Among many methods to evaluate risk, one of the most commonly utilized methods is standard deviation. As described by Morningstar, “Standard deviation simply quantifies how much a series of numbers, such as fund returns, varies around its mean, or average.” Based upon this information, an investor can examine a particular fund and weigh the risks of an investment by observing the fund’s performance highs and lows over a set period of time. The more a fund’s returns change over time, the greater its standard deviation. At the same, an investor who is armed with standard deviation data is hardly guaranteed to make money, as even funds with low standard deviation can still lose money, theoretically speaking.

For most investors, understanding risk, evaluating personal risk tolerance, and ultimately seeking to minimize risk will be vital to achieving financial freedom.

Practice Stealth Wealth

While the past steps outlined within the above acrostic have been on the heavier-side, the recommendation to practice stealth wealth is less critical, even optional.

However, I recommend it for a variety of reasons. First, while many of your friends and family will be happy and desire to celebrate your financial successes, you will certainly have to deal with critics. Second, many people will seek you out for hand outs and contributions. Third, publicly-recognized wealth will make it difficult for you to evaluate the intentions of new friends who suddenly enter the picture.

For more on this topic, I advise you to check out Financial Samurai’s fantastic article on this subject, “The Rise of Stealth Wealth: Ways to Stay Invisible From Society If You Have Money.”

Leverage Your Strengths

While most people would prefer to reach financial independence early, few are willing to put in the effort and practice the self-discipline necessary to do so. An overlooked key to achieving financial independence is leveraging your strengths to maximize the likelihood of your success.

As a culture, Americans tend to strive to improve upon their weaknesses as a primary means of self-improvement. In graduate school, I read StrengthsFinder 2.0 and my paradigm was forever changed.

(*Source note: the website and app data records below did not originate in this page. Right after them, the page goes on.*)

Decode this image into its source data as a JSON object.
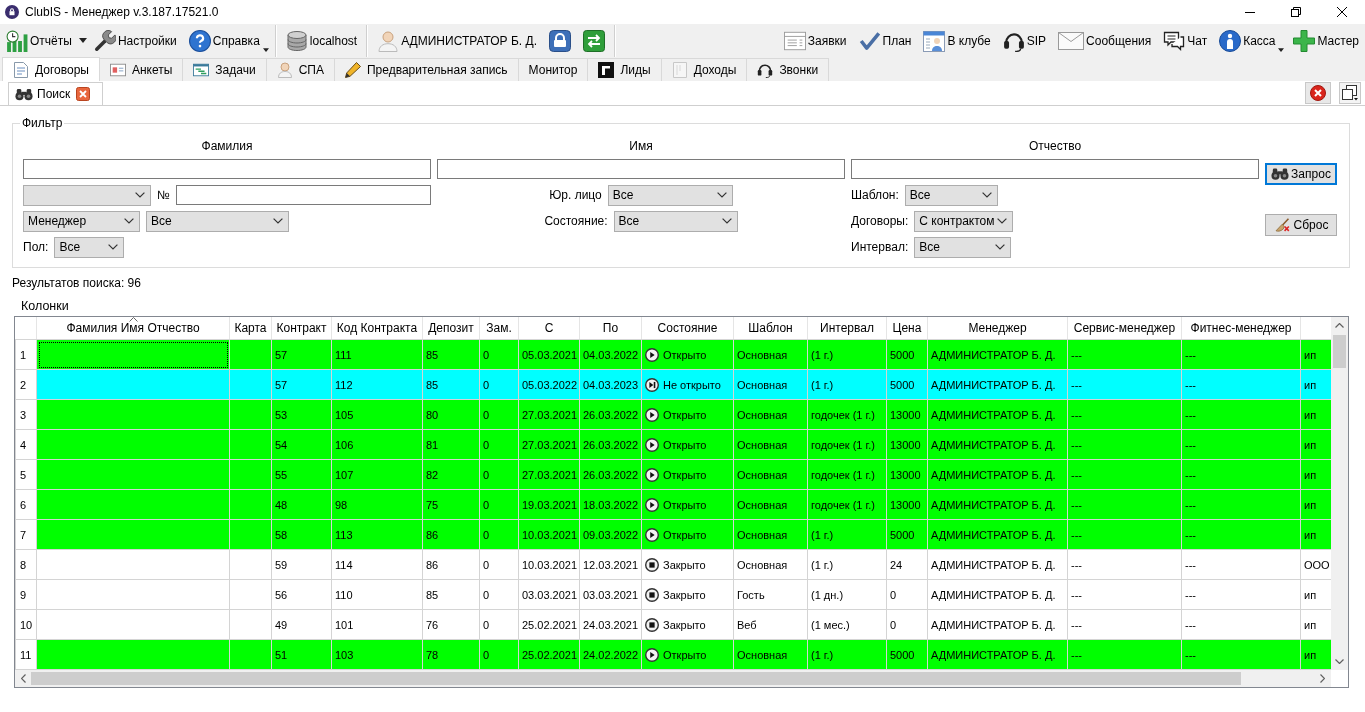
{
  "window": {
    "title": "ClubIS - Менеджер v.3.187.17521.0"
  },
  "toolbar": {
    "left_groups": [
      [
        {
          "kind": "reports",
          "label": "Отчёты",
          "dropdown": true,
          "split": true
        },
        {
          "kind": "settings",
          "label": "Настройки",
          "dropdown": false
        },
        {
          "kind": "help",
          "label": "Справка",
          "dropdown": true,
          "split": false
        }
      ],
      [
        {
          "kind": "server",
          "label": "localhost",
          "dropdown": false
        }
      ],
      [
        {
          "kind": "user",
          "label": "АДМИНИСТРАТОР Б. Д.",
          "dropdown": false
        },
        {
          "kind": "lock",
          "dropdown": false
        },
        {
          "kind": "switch",
          "dropdown": false
        }
      ]
    ],
    "right": [
      {
        "kind": "requests",
        "label": "Заявки",
        "dropdown": false
      },
      {
        "kind": "plan",
        "label": "План",
        "dropdown": false
      },
      {
        "kind": "in_club",
        "label": "В клубе",
        "dropdown": false
      },
      {
        "kind": "sip",
        "label": "SIP",
        "dropdown": false
      },
      {
        "kind": "messages",
        "label": "Сообщения",
        "dropdown": false
      },
      {
        "kind": "chat",
        "label": "Чат",
        "dropdown": false
      },
      {
        "kind": "cash",
        "label": "Касса",
        "dropdown": true,
        "split": false
      },
      {
        "kind": "wizard",
        "label": "Мастер",
        "dropdown": false
      }
    ]
  },
  "tabs": [
    {
      "kind": "contracts",
      "label": "Договоры",
      "selected": true
    },
    {
      "kind": "forms",
      "label": "Анкеты",
      "selected": false
    },
    {
      "kind": "tasks",
      "label": "Задачи",
      "selected": false
    },
    {
      "kind": "spa",
      "label": "СПА",
      "selected": false
    },
    {
      "kind": "booking",
      "label": "Предварительная запись",
      "selected": false
    },
    {
      "kind": "monitor",
      "label": "Монитор",
      "selected": false
    },
    {
      "kind": "leads",
      "label": "Лиды",
      "selected": false
    },
    {
      "kind": "income",
      "label": "Доходы",
      "selected": false
    },
    {
      "kind": "calls",
      "label": "Звонки",
      "selected": false
    }
  ],
  "subtabs": [
    {
      "label": "Поиск",
      "selected": true
    }
  ],
  "filter": {
    "title": "Фильтр",
    "name_fields": [
      {
        "label": "Фамилия"
      },
      {
        "label": "Имя"
      },
      {
        "label": "Отчество"
      }
    ],
    "left": [
      [
        {
          "kind": "select"
        },
        {
          "kind": "label",
          "text": "№"
        },
        {
          "kind": "input"
        }
      ],
      [
        {
          "kind": "select",
          "value": "Менеджер"
        },
        {
          "kind": "select",
          "value": "Все"
        }
      ],
      [
        {
          "kind": "label",
          "text": "Пол:"
        },
        {
          "kind": "select",
          "value": "Все"
        }
      ]
    ],
    "middle": [
      [
        {
          "kind": "label",
          "text": "Юр. лицо"
        },
        {
          "kind": "select",
          "value": "Все"
        }
      ],
      [
        {
          "kind": "label",
          "text": "Состояние:"
        },
        {
          "kind": "select",
          "value": "Все"
        }
      ]
    ],
    "right": [
      [
        {
          "kind": "label",
          "text": "Шаблон:"
        },
        {
          "kind": "select",
          "value": "Все"
        }
      ],
      [
        {
          "kind": "label",
          "text": "Договоры:"
        },
        {
          "kind": "select",
          "value": "С контрактом"
        }
      ],
      [
        {
          "kind": "label",
          "text": "Интервал:"
        },
        {
          "kind": "select",
          "value": "Все"
        }
      ]
    ],
    "buttons": [
      {
        "kind": "search",
        "label": "Запрос",
        "focused": true
      },
      {
        "kind": "reset",
        "label": "Сброс",
        "focused": false
      }
    ]
  },
  "results": "Результатов поиска: 96",
  "columns_label": "Колонки",
  "table": {
    "columns": [
      {
        "label": "Фамилия Имя Отчество",
        "sorted": true
      },
      {
        "label": "Карта",
        "sorted": false
      },
      {
        "label": "Контракт",
        "sorted": false
      },
      {
        "label": "Код Контракта",
        "sorted": false
      },
      {
        "label": "Депозит",
        "sorted": false
      },
      {
        "label": "Зам.",
        "sorted": false
      },
      {
        "label": "С",
        "sorted": false
      },
      {
        "label": "По",
        "sorted": false
      },
      {
        "label": "Состояние",
        "sorted": false
      },
      {
        "label": "Шаблон",
        "sorted": false
      },
      {
        "label": "Интервал",
        "sorted": false
      },
      {
        "label": "Цена",
        "sorted": false
      },
      {
        "label": "Менеджер",
        "sorted": false
      },
      {
        "label": "Сервис-менеджер",
        "sorted": false
      },
      {
        "label": "Фитнес-менеджер",
        "sorted": false
      }
    ],
    "rows": [
      {
        "number": "1",
        "color": "#00ff00",
        "selected": true,
        "kind": "open",
        "contract": "57",
        "contract_code": "111",
        "deposit": "85",
        "frozen": "0",
        "from": "05.03.2021",
        "to": "04.03.2022",
        "state": "Открыто",
        "template": "Основная",
        "interval": "(1 г.)",
        "price": "5000",
        "manager": "АДМИНИСТРАТОР Б. Д.",
        "service_manager": "---",
        "fitness_manager": "---",
        "column_16": "ип"
      },
      {
        "number": "2",
        "color": "#00ffff",
        "selected": false,
        "kind": "pending",
        "contract": "57",
        "contract_code": "112",
        "deposit": "85",
        "frozen": "0",
        "from": "05.03.2022",
        "to": "04.03.2023",
        "state": "Не открыто",
        "template": "Основная",
        "interval": "(1 г.)",
        "price": "5000",
        "manager": "АДМИНИСТРАТОР Б. Д.",
        "service_manager": "---",
        "fitness_manager": "---",
        "column_16": "ип"
      },
      {
        "number": "3",
        "color": "#00ff00",
        "selected": false,
        "kind": "open",
        "contract": "53",
        "contract_code": "105",
        "deposit": "80",
        "frozen": "0",
        "from": "27.03.2021",
        "to": "26.03.2022",
        "state": "Открыто",
        "template": "Основная",
        "interval": "годочек (1 г.)",
        "price": "13000",
        "manager": "АДМИНИСТРАТОР Б. Д.",
        "service_manager": "---",
        "fitness_manager": "---",
        "column_16": "ип"
      },
      {
        "number": "4",
        "color": "#00ff00",
        "selected": false,
        "kind": "open",
        "contract": "54",
        "contract_code": "106",
        "deposit": "81",
        "frozen": "0",
        "from": "27.03.2021",
        "to": "26.03.2022",
        "state": "Открыто",
        "template": "Основная",
        "interval": "годочек (1 г.)",
        "price": "13000",
        "manager": "АДМИНИСТРАТОР Б. Д.",
        "service_manager": "---",
        "fitness_manager": "---",
        "column_16": "ип"
      },
      {
        "number": "5",
        "color": "#00ff00",
        "selected": false,
        "kind": "open",
        "contract": "55",
        "contract_code": "107",
        "deposit": "82",
        "frozen": "0",
        "from": "27.03.2021",
        "to": "26.03.2022",
        "state": "Открыто",
        "template": "Основная",
        "interval": "годочек (1 г.)",
        "price": "13000",
        "manager": "АДМИНИСТРАТОР Б. Д.",
        "service_manager": "---",
        "fitness_manager": "---",
        "column_16": "ип"
      },
      {
        "number": "6",
        "color": "#00ff00",
        "selected": false,
        "kind": "open",
        "contract": "48",
        "contract_code": "98",
        "deposit": "75",
        "frozen": "0",
        "from": "19.03.2021",
        "to": "18.03.2022",
        "state": "Открыто",
        "template": "Основная",
        "interval": "годочек (1 г.)",
        "price": "13000",
        "manager": "АДМИНИСТРАТОР Б. Д.",
        "service_manager": "---",
        "fitness_manager": "---",
        "column_16": "ип"
      },
      {
        "number": "7",
        "color": "#00ff00",
        "selected": false,
        "kind": "open",
        "contract": "58",
        "contract_code": "113",
        "deposit": "86",
        "frozen": "0",
        "from": "10.03.2021",
        "to": "09.03.2022",
        "state": "Открыто",
        "template": "Основная",
        "interval": "(1 г.)",
        "price": "5000",
        "manager": "АДМИНИСТРАТОР Б. Д.",
        "service_manager": "---",
        "fitness_manager": "---",
        "column_16": "ип"
      },
      {
        "number": "8",
        "color": "#ffffff",
        "selected": false,
        "kind": "closed",
        "contract": "59",
        "contract_code": "114",
        "deposit": "86",
        "frozen": "0",
        "from": "10.03.2021",
        "to": "12.03.2021",
        "state": "Закрыто",
        "template": "Основная",
        "interval": "(1 г.)",
        "price": "24",
        "manager": "АДМИНИСТРАТОР Б. Д.",
        "service_manager": "---",
        "fitness_manager": "---",
        "column_16": "ООО"
      },
      {
        "number": "9",
        "color": "#ffffff",
        "selected": false,
        "kind": "closed",
        "contract": "56",
        "contract_code": "110",
        "deposit": "85",
        "frozen": "0",
        "from": "03.03.2021",
        "to": "03.03.2021",
        "state": "Закрыто",
        "template": "Гость",
        "interval": "(1 дн.)",
        "price": "0",
        "manager": "АДМИНИСТРАТОР Б. Д.",
        "service_manager": "---",
        "fitness_manager": "---",
        "column_16": "ип"
      },
      {
        "number": "10",
        "color": "#ffffff",
        "selected": false,
        "kind": "closed",
        "contract": "49",
        "contract_code": "101",
        "deposit": "76",
        "frozen": "0",
        "from": "25.02.2021",
        "to": "24.03.2021",
        "state": "Закрыто",
        "template": "Веб",
        "interval": "(1 мес.)",
        "price": "0",
        "manager": "АДМИНИСТРАТОР Б. Д.",
        "service_manager": "---",
        "fitness_manager": "---",
        "column_16": "ип"
      },
      {
        "number": "11",
        "color": "#00ff00",
        "selected": false,
        "kind": "open",
        "contract": "51",
        "contract_code": "103",
        "deposit": "78",
        "frozen": "0",
        "from": "25.02.2021",
        "to": "24.02.2022",
        "state": "Открыто",
        "template": "Основная",
        "interval": "(1 г.)",
        "price": "5000",
        "manager": "АДМИНИСТРАТОР Б. Д.",
        "service_manager": "---",
        "fitness_manager": "---",
        "column_16": "ип"
      }
    ]
  }
}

Recent theory suggests that you should strive to improve upon your strengths rather than minimize your weaknesses because you are more likely to significantly build upon your strengths than you are your weaknesses. While marginal improvement in areas of weakness is possible and even beneficial, the overall impact of these improvements pales in comparison to building upon your strengths.

Related: Forget About Working On Your Weakness, Play to Your Strengths: Your (Overwhelming) Reaction To The Idea by Paul B. Brown

Enjoy the Process

Lastly, while the pursuit of financial independence is marked with challenges, do not forget to enjoy the process. Perhaps the greatest example of this principle which comes to mind is ultramarathon Dean Karnazes, who launched his running career on his 30th birthday. As a runner who has run a 50k ultramarathon and aspires to soon run a 50 mile ultramarathon, I idolize Karnazes and remain in awe of his accomplishments.

When reading Karnazes’s book Ultramarathon Man: Confessions of an All-Night Runner, one  piece of advice given to the author by a friend stuck with me:

Life is not a journey to the grave with the intent to arrive safely in a pretty and well-preserved body, but rather to skin in broadside, thoroughly used up, totally worn out, and loudly proclaiming: Wow!! What a ride!

While I note the extremism of this quote, particularly in its application to athletic pursuits, I have found that the underlying enthusiasm of this philosophy makes it applicable to all pursuits, even those which are financial. Pursuing financial independence may leave us with our fair share of scrapes and leave us worn out, but we would be wise to enjoy the process every step of the way.


Readers, in your experience, what are the keys to achieving financial independence?